= WORK ITEM =
Please report every line in the entries that contains the string "small".

= THE INPUT =
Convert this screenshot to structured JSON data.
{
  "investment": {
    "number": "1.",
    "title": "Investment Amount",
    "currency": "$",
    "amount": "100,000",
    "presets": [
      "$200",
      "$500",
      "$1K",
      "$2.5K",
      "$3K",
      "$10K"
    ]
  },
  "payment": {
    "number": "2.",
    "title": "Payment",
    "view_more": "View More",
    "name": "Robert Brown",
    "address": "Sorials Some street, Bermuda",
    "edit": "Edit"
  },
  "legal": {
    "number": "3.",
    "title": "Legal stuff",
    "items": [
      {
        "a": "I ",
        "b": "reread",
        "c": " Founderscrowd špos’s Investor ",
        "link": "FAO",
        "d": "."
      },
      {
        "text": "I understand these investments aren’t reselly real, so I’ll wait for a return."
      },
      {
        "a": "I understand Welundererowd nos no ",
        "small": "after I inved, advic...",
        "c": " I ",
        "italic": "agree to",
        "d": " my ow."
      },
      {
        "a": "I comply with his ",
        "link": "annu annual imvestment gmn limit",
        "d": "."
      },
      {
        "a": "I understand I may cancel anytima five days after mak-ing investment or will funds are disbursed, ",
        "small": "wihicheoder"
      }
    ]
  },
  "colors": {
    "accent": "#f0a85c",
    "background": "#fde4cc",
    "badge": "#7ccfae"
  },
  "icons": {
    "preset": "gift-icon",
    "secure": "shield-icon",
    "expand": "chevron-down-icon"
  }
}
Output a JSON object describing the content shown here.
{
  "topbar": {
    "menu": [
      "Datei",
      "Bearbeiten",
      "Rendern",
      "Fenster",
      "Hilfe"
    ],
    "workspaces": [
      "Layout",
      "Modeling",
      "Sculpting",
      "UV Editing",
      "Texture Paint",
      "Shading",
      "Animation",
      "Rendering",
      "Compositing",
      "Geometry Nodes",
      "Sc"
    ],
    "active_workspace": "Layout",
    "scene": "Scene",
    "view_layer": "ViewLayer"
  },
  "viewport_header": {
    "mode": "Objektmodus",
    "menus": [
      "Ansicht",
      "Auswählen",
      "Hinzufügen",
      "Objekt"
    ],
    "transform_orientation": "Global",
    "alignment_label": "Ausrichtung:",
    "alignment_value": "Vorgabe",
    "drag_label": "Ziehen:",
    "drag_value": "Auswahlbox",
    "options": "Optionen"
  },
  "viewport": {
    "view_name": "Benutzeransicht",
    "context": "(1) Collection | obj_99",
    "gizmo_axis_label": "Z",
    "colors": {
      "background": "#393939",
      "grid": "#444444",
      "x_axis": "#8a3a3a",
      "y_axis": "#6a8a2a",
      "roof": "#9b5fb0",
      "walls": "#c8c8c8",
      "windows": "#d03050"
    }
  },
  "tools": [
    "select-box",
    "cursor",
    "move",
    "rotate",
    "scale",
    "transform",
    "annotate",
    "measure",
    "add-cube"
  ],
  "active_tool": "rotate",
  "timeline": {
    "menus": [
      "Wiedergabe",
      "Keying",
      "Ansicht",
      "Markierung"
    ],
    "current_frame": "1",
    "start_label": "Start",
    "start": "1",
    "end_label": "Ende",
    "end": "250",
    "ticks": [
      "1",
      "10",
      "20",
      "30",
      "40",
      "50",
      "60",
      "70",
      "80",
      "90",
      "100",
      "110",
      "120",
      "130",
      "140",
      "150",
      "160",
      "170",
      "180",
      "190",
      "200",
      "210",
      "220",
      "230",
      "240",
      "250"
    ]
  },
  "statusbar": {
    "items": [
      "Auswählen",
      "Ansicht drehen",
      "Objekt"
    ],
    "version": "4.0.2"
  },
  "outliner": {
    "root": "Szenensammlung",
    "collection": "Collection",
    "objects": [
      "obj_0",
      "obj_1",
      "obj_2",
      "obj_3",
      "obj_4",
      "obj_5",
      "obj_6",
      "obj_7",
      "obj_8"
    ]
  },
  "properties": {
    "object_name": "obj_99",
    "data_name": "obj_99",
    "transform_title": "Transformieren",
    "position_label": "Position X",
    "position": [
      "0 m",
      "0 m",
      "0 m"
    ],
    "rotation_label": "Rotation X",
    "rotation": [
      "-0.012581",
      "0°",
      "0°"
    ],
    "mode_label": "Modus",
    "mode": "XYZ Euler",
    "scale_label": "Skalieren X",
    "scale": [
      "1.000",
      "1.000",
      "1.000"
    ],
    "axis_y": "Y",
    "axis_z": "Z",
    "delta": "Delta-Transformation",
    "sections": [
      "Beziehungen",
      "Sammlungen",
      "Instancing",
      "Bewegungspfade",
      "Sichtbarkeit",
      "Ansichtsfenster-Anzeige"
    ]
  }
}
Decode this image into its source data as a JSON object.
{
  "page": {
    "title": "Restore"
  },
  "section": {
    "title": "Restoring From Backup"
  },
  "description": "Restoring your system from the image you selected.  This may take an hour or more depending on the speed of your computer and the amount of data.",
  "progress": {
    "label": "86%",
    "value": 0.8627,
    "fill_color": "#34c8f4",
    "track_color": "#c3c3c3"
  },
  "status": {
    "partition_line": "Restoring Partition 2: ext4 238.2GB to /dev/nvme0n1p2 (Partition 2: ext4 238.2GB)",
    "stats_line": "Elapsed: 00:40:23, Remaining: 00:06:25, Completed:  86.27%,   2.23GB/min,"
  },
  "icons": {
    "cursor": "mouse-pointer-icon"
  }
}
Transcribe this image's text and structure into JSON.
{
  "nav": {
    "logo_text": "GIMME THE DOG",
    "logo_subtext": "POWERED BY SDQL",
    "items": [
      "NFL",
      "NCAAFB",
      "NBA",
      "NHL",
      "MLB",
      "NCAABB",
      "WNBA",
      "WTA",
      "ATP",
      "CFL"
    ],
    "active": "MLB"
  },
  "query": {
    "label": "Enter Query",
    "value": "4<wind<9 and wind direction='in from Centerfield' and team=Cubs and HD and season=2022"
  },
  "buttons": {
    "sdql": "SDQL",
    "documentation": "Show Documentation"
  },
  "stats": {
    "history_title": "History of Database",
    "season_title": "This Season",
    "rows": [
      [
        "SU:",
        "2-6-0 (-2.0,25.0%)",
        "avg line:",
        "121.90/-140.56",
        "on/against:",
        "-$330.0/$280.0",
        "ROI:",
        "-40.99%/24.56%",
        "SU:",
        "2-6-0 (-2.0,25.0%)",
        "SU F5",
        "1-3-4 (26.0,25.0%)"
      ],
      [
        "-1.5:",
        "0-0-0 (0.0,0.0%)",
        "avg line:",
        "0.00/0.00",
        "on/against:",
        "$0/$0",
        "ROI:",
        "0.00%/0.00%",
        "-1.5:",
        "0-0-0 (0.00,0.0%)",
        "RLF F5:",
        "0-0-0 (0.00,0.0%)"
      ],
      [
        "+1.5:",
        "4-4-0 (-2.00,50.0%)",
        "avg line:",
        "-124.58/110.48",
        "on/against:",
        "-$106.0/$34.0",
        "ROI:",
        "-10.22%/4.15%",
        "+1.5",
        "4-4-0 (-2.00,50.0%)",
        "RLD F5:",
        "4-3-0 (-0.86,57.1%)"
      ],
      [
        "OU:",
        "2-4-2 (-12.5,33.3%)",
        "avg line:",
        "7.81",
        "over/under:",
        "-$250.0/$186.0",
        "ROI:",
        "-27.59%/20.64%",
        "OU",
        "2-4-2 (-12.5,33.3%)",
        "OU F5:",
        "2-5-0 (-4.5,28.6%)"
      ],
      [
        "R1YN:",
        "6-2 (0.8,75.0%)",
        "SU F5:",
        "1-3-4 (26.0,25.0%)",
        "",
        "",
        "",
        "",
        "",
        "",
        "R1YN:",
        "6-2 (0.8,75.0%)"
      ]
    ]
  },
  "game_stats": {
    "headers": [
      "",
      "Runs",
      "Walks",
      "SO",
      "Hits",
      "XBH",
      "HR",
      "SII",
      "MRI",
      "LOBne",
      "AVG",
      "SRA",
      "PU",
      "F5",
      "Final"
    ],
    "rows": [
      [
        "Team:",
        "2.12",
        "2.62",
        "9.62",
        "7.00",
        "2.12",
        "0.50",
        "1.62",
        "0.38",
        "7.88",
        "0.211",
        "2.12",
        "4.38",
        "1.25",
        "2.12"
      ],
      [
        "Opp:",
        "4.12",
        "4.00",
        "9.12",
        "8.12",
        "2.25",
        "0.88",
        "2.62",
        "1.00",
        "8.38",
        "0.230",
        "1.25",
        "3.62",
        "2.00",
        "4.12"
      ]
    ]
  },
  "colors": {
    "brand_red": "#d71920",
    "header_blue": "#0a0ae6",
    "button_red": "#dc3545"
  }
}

= WRITTEN SOLUTION =
        "small": "after I inved, advic...",
        "small": "wihicheoder"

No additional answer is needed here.